Sadly ovarian cancer doesn’t normally cause any symptoms until it’s improved, by which time it may be extremely tough to treat effectively. Ovarian cancer is generally competitive and can propagate fairly early in the course of the disorder.
There are many theories about what causes ovarian cancer to grow. It’s more common in elderly women and in women that have not had any kids, and less common in girls who’ve used the oral contraceptive pill or HRT for several years and in those girls who had a late start to their intervals and an early menopause.
“Resting” the ovary by suppressing ovulation, for example during pregnancy or while on the birth control pill, may protect a woman against developing ovarian cancer. Genetic factors are significant in ovarian cancer: occasionally it runs in families. A triad of cancers – ovary, breast and colon – run through some cancer families where a gene is at work.
■ Stomach pain.
■ Swelling of the abdomen.
■ A hard lump in the abdomen.
■ If the tumour is big, pressure on the bladder can cause frequent urination.
■ Occasional breathlessness if the tumour presses upwards on the diaphragm.
Some families carry a gene called BRCA1 that raises the chance of both ovarian and breast cancer. Genetic evaluations for this gene are now accessible to help identify those women in danger of developing ovarian and breast cancer.
If you’ve got a powerful history of ovarian or breast cancer in your family, it’s vital that you tell your physician.
Treatment of ovarian cancer typically requires several matters.
■ Your surgeon will try to remove the entire tumour and any local spread. The extent of surgery depends upon the kind of tumour discovered.
■ If the disease has already spread beyond the reproductive organs, considerably more extensive operation may be needed. This mav call for operation to other organs, for example removing part of the bowel and bladder.
■ Drugs including platinum are commonlv used to treat ovarian cancer, but radiotherapy was discovered to have small effect.
■ Additional operation may well be performed to remove any returns.

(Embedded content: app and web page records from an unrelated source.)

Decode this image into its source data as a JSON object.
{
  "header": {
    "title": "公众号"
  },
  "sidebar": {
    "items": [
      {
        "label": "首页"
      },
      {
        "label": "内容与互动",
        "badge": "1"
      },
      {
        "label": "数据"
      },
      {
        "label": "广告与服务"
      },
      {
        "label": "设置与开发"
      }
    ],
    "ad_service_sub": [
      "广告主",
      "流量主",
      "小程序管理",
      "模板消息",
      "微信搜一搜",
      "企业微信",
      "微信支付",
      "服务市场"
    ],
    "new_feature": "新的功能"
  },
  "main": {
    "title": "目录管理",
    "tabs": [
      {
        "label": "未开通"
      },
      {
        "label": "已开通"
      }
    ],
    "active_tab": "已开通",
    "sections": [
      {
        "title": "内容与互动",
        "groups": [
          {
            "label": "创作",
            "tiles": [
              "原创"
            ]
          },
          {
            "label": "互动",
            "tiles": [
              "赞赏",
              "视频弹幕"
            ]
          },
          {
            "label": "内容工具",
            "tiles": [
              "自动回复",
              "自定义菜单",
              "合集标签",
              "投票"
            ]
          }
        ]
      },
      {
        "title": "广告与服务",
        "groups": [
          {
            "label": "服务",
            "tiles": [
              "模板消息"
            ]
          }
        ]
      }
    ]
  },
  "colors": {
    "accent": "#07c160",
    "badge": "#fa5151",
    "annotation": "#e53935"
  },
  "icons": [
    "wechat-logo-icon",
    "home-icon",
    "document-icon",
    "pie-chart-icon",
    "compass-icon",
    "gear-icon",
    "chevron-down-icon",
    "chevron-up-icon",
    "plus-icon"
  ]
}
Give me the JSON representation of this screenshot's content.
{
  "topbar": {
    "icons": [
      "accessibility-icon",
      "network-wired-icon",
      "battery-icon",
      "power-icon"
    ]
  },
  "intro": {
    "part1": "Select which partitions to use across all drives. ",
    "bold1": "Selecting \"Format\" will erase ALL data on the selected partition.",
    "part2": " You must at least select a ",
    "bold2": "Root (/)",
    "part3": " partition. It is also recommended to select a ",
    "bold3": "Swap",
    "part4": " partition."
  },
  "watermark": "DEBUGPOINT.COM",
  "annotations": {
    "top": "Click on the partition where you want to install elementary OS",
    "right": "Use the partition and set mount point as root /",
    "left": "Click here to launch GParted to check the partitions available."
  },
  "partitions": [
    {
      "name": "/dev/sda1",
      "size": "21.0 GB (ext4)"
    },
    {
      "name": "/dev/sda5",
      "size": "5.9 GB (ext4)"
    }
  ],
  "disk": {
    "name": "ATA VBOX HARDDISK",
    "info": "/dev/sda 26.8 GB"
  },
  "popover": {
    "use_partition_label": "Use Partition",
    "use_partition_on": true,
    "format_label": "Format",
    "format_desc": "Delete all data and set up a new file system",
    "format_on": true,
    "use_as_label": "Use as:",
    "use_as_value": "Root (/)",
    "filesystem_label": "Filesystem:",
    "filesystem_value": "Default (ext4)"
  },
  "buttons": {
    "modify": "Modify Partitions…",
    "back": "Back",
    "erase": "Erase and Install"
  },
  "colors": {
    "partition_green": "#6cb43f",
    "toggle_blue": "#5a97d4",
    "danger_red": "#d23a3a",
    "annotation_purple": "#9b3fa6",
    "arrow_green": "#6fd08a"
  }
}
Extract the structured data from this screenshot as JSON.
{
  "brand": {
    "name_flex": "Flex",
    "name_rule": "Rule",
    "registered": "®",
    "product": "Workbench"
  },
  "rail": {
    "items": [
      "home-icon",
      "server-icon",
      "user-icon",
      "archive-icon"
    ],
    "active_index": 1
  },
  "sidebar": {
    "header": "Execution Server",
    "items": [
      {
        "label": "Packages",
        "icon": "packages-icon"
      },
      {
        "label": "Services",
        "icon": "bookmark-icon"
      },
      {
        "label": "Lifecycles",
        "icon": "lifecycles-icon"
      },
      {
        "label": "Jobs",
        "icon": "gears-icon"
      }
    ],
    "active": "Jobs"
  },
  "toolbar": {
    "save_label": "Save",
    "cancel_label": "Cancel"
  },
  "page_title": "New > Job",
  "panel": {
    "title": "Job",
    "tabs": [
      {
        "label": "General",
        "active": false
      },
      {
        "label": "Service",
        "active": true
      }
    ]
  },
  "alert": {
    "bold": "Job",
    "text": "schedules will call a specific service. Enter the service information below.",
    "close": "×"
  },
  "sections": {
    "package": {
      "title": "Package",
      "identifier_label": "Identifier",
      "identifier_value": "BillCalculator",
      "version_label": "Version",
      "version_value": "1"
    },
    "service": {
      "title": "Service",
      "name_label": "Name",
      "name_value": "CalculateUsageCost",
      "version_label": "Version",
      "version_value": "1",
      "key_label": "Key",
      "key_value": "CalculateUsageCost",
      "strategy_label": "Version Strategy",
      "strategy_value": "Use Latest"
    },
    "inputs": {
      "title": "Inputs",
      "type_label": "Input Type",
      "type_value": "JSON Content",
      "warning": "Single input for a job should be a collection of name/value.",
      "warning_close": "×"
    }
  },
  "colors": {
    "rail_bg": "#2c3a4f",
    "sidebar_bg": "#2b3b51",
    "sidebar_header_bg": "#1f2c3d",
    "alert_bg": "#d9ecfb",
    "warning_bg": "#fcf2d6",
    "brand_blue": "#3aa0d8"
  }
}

The prognosis in the longer term depends upon the phase of the disorder and the kind of malignant cell within the ovary, but the amounts aren’t reassuring. If the cancer is confined to the ovary, 60-70 percent of girls can expect to live for five years; if the development has spread, the five-year survival rate is just 10-20 percent.